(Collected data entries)
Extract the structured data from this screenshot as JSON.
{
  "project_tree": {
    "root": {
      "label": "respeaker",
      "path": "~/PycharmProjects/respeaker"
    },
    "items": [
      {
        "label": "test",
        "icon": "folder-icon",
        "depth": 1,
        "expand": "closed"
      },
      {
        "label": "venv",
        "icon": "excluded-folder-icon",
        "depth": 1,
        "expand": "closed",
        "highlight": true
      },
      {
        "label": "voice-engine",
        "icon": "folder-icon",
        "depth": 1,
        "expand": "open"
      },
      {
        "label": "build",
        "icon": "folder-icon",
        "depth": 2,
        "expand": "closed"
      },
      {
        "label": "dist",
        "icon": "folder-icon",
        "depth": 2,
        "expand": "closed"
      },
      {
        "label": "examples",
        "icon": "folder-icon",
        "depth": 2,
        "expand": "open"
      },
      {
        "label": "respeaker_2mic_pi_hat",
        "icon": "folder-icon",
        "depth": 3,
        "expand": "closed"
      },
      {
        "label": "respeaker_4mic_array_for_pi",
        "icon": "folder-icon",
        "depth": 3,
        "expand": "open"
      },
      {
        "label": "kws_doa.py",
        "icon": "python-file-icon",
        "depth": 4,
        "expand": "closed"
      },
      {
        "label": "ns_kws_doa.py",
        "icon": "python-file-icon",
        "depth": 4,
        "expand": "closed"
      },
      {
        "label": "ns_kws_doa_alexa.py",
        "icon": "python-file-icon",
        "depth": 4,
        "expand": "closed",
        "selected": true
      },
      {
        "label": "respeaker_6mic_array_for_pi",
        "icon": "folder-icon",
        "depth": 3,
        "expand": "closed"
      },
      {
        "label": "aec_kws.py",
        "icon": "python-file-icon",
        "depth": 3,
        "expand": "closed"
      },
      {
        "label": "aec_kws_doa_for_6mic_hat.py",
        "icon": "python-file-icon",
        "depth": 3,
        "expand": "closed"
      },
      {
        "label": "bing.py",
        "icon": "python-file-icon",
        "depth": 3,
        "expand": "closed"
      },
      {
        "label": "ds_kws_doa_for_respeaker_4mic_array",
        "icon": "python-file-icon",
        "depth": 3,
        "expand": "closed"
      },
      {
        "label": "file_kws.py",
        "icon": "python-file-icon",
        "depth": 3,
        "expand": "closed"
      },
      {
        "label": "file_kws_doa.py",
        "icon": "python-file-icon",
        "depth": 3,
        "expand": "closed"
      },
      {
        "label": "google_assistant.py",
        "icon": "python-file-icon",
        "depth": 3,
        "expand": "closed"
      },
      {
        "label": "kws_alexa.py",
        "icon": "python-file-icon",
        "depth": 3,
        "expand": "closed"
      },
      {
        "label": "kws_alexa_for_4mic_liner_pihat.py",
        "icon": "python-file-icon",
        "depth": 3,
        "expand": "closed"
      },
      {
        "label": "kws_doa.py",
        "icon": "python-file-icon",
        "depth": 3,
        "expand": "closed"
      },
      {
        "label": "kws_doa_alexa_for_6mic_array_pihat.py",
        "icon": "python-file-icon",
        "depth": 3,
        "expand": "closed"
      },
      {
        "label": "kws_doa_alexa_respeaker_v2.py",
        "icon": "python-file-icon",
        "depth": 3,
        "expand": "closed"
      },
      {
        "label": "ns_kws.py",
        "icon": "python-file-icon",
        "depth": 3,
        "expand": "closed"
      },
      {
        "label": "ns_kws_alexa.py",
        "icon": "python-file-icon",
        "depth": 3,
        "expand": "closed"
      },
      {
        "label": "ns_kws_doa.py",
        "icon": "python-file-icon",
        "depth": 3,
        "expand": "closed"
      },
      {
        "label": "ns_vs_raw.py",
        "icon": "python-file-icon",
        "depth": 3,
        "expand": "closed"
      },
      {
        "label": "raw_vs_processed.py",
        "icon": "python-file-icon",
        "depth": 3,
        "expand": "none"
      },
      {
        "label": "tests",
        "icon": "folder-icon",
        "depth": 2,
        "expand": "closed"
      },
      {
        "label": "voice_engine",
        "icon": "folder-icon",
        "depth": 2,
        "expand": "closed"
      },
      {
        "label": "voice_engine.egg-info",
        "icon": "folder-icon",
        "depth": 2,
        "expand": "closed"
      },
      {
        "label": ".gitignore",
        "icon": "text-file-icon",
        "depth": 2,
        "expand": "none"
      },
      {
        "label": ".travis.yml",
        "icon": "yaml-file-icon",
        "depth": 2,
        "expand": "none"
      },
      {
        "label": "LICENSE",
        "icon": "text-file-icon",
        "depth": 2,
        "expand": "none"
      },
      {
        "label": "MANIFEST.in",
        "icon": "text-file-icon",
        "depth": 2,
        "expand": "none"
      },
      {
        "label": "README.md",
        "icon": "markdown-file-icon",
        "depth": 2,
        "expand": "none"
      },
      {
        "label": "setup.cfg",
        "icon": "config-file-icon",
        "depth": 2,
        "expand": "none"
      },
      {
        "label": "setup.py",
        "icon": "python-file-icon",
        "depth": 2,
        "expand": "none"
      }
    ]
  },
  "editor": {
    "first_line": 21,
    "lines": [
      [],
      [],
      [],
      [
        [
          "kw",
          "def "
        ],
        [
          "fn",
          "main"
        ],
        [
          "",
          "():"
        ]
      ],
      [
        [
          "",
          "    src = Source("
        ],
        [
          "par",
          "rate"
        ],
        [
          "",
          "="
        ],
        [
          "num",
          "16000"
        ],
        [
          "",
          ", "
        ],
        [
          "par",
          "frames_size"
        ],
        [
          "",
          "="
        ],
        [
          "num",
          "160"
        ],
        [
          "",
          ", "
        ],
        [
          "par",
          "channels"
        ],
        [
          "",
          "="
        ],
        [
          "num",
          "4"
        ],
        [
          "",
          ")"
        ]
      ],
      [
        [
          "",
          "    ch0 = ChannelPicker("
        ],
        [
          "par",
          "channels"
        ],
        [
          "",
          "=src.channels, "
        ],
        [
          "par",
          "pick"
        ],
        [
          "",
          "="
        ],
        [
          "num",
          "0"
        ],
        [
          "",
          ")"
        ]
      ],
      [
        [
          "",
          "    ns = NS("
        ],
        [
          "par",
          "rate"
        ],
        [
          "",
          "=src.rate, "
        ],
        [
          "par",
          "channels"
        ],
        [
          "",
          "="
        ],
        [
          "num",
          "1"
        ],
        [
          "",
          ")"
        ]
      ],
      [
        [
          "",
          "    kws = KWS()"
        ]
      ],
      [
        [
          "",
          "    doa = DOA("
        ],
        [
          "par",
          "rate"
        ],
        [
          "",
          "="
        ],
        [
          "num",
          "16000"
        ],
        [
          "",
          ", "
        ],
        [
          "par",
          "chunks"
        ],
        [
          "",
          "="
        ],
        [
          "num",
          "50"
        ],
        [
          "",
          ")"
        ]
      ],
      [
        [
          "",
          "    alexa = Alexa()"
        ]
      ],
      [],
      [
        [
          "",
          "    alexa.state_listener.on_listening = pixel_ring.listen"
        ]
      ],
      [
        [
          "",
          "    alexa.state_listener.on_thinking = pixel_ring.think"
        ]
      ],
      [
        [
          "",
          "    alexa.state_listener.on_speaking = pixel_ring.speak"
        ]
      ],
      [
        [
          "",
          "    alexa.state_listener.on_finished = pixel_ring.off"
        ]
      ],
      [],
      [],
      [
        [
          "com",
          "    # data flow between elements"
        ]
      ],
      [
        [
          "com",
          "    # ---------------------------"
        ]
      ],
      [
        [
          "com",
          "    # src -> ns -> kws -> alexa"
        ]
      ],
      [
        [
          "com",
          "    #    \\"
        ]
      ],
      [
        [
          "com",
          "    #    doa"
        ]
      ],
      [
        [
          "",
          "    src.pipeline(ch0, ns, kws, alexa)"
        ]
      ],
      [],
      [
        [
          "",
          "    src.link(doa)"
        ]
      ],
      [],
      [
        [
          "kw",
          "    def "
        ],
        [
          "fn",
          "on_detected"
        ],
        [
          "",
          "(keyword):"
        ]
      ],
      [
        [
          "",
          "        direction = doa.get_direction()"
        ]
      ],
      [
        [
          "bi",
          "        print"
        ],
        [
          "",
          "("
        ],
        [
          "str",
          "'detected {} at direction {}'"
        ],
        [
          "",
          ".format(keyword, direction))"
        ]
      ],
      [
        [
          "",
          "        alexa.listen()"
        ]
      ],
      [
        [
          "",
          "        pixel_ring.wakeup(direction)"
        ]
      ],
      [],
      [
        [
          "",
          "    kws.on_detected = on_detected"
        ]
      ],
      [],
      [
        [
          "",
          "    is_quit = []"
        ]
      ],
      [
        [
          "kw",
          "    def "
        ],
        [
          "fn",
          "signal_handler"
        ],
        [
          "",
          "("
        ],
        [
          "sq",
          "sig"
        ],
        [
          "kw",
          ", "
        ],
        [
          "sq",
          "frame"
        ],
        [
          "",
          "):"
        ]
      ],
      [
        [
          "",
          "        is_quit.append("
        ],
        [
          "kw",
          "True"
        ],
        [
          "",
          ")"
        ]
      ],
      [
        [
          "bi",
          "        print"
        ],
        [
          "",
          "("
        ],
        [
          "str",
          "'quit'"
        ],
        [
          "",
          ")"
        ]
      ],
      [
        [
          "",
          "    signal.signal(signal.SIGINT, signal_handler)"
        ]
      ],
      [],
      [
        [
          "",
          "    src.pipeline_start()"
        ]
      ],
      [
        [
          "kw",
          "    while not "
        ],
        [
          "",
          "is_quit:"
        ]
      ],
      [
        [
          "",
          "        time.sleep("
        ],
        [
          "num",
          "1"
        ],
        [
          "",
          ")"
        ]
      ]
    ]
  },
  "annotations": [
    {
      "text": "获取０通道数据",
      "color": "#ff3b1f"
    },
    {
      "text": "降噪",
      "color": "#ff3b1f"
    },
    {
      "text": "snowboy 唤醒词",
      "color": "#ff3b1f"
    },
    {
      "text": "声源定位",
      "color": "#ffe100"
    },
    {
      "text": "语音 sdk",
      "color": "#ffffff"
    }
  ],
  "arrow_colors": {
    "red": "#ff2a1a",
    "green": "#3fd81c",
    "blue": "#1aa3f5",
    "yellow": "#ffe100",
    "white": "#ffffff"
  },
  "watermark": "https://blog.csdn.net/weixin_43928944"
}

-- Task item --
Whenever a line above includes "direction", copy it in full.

-- Result of this exercise --
          "        direction = doa.get_direction()"
          "'detected {} at direction {}'"
          ".format(keyword, direction))"
          "        pixel_ring.wakeup(direction)"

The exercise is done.